eaten by an animal.
- Determine the number of hours between
your current time and the number of hours until 9 p.m. that night.
Using the number of hours until 9 p.m. as the upper limit, have the
students pick a number between 0 and that number. For example, if
it is 10 am, there would be 11 hours until it would be 9 p.m., and
11 would be the upper limit. After the student picks a number, they
should calculate their stop time. For example, if it's 10 a.m. and
a student picks the number 9, his stop time would be 9 hours later,
or 7 p.m. Have each student record his name and stop time, and number
of seeds/candies on the card.
- Students should carry the card and
candies the rest of the day. When they reach their stop time, they
should record their location on the index card; at that time, they
may eat the candies.
- The following day, students are to
mark on the classroom maps their position when their time was up.
Each map mark represents a new colony of the plant. Students that
failed to take note of their position could represent animals that

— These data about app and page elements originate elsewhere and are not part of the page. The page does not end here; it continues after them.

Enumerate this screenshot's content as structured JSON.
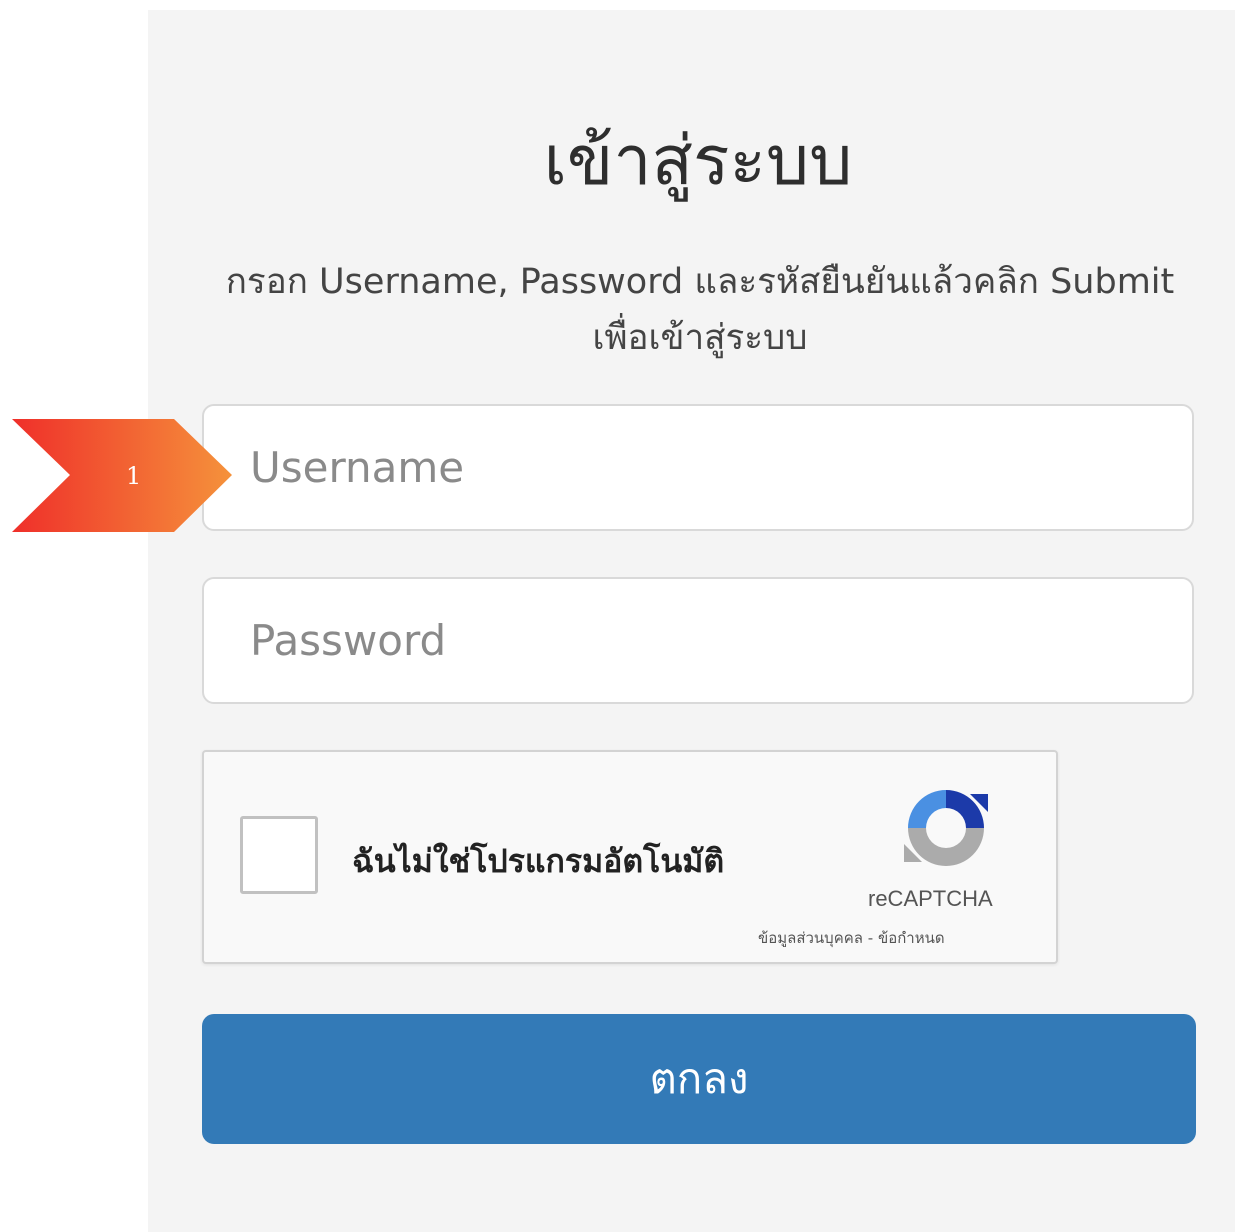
{
  "login": {
    "title": "เข้าสู่ระบบ",
    "instructions": "กรอก Username, Password และรหัสยืนยันแล้วคลิก Submit เพื่อเข้าสู่ระบบ",
    "username_placeholder": "Username",
    "password_placeholder": "Password",
    "submit_label": "ตกลง"
  },
  "annotation": {
    "step_number": "1"
  },
  "captcha": {
    "label": "ฉันไม่ใช่โปรแกรมอัตโนมัติ",
    "brand": "reCAPTCHA",
    "privacy_link": "ข้อมูลส่วนบุคคล",
    "separator": "-",
    "terms_link": "ข้อกำหนด",
    "checked": false
  },
  "colors": {
    "panel_background": "#f4f4f4",
    "button_primary": "#337ab7",
    "marker_start": "#f03a2c",
    "marker_end": "#f5913a"
  }
}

were eaten during that period and didn't deliver their seed.
- Discuss the amount of dispersal that
occurred and what type of animal in the movie could have carried the
seed that distance. Introduce the idea that different animals may
digest their food at different rates.
Students may be assessed though their
participation in the class discussion and participation in the activity.
Students should write a paragraph explaining how plants using the environment
and how other organisms may disperse seeds that would be scored using
a teacher-made matrix.
- The activity may be repeated on several
different days of the week to look for a change in patterns. If conducted
on Friday, the plant dispersal will be much wider than on a weekday.
Students may calculate the area distance a seed travels or the average
distance by the number of hours traveled.
- If small pebbles are substituted for
the candies, the students can be told to carry the stones with them.
At the appointed time, the students should both note their position
and count the number of stones they have with them. This information
can be used to calculate a percentage of the number of seeds that
survived versus the ones that did not germinate.